• TASK BRIEF:
Your reply should be a single number, the count of lines in the records that contain the string "addCard".

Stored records
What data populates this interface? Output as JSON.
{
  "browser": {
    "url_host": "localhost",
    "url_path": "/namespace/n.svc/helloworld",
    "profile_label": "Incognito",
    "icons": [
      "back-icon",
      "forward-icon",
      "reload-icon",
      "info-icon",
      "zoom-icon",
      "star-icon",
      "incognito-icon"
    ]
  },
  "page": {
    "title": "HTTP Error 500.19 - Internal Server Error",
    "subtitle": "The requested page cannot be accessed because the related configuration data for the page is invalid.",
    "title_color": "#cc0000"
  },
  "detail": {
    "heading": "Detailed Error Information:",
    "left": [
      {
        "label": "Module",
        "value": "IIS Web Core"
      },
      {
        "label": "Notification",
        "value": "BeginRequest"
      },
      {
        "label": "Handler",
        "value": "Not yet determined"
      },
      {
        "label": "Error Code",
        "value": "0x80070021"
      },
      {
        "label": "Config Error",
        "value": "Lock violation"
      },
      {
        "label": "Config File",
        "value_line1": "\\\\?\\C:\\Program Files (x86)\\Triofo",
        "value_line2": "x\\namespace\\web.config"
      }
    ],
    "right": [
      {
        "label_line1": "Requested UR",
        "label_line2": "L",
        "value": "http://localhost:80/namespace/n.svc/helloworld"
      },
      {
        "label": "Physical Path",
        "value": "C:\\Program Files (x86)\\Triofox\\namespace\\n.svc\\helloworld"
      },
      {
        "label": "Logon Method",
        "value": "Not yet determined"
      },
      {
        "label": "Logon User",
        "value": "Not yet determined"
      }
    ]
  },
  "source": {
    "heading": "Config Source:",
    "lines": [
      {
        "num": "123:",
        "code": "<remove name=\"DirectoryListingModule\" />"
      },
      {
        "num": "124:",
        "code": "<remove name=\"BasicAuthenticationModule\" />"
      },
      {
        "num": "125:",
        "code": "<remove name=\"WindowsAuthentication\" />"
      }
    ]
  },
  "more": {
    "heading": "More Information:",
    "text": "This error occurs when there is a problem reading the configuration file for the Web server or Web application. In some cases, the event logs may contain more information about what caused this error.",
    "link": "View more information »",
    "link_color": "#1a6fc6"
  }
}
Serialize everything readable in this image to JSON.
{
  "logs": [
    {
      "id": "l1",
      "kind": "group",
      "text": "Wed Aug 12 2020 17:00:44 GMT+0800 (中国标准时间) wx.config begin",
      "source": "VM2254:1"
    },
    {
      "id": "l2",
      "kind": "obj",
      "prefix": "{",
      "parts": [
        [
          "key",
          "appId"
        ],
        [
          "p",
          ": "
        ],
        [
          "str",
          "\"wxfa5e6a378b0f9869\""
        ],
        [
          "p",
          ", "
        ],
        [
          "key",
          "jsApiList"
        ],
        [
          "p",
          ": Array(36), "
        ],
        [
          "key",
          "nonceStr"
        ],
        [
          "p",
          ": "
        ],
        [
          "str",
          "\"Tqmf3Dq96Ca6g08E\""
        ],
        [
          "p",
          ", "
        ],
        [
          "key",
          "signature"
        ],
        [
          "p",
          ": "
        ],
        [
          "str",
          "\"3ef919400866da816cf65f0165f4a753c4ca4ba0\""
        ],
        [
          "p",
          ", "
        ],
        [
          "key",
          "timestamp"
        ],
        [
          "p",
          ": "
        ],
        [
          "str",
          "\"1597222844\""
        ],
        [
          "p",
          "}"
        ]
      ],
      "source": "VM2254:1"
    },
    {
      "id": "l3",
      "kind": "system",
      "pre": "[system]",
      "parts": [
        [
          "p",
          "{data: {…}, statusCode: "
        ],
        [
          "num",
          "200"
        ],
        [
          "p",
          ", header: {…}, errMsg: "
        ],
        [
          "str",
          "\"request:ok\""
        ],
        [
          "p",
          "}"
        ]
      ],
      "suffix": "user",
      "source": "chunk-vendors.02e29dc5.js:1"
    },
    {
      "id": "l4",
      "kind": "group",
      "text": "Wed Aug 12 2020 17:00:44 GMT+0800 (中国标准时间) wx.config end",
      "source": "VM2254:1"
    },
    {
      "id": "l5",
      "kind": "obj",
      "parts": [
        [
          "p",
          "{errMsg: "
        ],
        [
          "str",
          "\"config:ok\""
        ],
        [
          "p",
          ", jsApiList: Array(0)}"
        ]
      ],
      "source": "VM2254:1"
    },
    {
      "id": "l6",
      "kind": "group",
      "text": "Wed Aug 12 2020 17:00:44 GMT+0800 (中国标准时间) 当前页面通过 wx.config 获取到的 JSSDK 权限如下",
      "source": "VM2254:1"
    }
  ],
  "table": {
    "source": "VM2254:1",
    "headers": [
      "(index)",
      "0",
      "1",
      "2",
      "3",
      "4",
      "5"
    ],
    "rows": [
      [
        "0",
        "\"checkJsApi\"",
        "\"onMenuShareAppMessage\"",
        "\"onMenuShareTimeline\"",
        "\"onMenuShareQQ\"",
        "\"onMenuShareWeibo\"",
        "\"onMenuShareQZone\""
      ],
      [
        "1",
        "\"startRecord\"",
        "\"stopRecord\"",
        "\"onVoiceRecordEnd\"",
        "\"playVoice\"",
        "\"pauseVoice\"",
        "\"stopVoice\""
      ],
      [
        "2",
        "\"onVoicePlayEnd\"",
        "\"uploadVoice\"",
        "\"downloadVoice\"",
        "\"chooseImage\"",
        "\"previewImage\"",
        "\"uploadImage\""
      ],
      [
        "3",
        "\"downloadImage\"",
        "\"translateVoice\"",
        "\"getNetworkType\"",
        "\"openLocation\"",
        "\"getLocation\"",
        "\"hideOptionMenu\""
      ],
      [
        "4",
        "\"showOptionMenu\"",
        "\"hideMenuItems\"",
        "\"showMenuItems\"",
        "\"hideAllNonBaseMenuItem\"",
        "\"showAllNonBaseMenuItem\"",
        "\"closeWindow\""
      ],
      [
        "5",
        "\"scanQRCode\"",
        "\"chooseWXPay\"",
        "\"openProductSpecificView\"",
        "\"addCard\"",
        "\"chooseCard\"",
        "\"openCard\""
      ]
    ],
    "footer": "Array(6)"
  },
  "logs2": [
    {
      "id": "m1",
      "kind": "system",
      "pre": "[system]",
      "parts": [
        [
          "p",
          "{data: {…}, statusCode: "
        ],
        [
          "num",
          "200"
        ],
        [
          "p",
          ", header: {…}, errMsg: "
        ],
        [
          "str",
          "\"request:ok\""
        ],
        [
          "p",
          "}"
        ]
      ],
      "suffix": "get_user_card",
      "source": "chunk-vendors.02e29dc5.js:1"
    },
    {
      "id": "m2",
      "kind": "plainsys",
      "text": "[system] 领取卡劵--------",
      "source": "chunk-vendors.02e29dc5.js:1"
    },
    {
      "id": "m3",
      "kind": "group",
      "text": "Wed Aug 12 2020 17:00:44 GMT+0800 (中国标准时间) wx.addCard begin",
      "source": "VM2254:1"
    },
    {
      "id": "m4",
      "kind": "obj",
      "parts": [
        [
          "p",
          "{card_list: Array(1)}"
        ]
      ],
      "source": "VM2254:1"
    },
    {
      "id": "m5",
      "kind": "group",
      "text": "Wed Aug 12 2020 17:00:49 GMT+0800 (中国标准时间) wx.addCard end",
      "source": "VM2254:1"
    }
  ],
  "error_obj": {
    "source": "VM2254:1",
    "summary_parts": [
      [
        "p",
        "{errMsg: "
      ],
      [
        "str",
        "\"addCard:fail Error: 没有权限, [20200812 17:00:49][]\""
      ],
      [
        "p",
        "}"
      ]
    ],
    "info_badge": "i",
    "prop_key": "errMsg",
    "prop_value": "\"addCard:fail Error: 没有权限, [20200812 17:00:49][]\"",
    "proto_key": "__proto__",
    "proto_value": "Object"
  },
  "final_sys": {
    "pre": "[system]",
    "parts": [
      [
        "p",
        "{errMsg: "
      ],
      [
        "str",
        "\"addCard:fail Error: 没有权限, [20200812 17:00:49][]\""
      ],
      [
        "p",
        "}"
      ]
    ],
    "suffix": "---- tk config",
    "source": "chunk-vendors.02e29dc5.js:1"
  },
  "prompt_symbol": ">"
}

• TASK ANSWER:
6